» To do
Wherever the string "username" occurs in a line of these records, report that line.

Data records for software interfaces
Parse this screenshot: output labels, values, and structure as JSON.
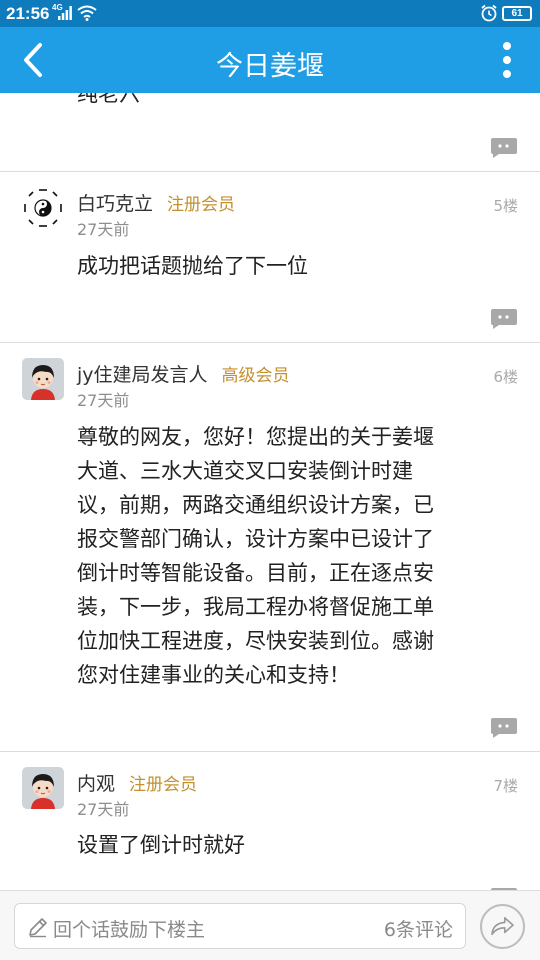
{
  "status": {
    "time": "21:56",
    "net": "4G",
    "battery": "61"
  },
  "appbar": {
    "title": "今日姜堰"
  },
  "posts": [
    {
      "text": "纯老六"
    },
    {
      "username": "白巧克立",
      "badge": "注册会员",
      "time": "27天前",
      "floor": "5楼",
      "text": "成功把话题抛给了下一位"
    },
    {
      "username": "jy住建局发言人",
      "badge": "高级会员",
      "time": "27天前",
      "floor": "6楼",
      "text_lines": [
        "尊敬的网友，您好！您提出的关于姜堰",
        "大道、三水大道交叉口安装倒计时建",
        "议，前期，两路交通组织设计方案，已",
        "报交警部门确认，设计方案中已设计了",
        "倒计时等智能设备。目前，正在逐点安",
        "装，下一步，我局工程办将督促施工单",
        "位加快工程进度，尽快安装到位。感谢",
        "您对住建事业的关心和支持！"
      ]
    },
    {
      "username": "内观",
      "badge": "注册会员",
      "time": "27天前",
      "floor": "7楼",
      "text": "设置了倒计时就好"
    }
  ],
  "bottom": {
    "placeholder": "回个话鼓励下楼主",
    "comment_count": "6条评论"
  },
  "colors": {
    "statusbar": "#0e7bbd",
    "appbar": "#1f9ee6",
    "badge": "#c4902e"
  }
}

» Response to this exercise
      "username": "白巧克立",
      "username": "jy住建局发言人",
      "username": "内观",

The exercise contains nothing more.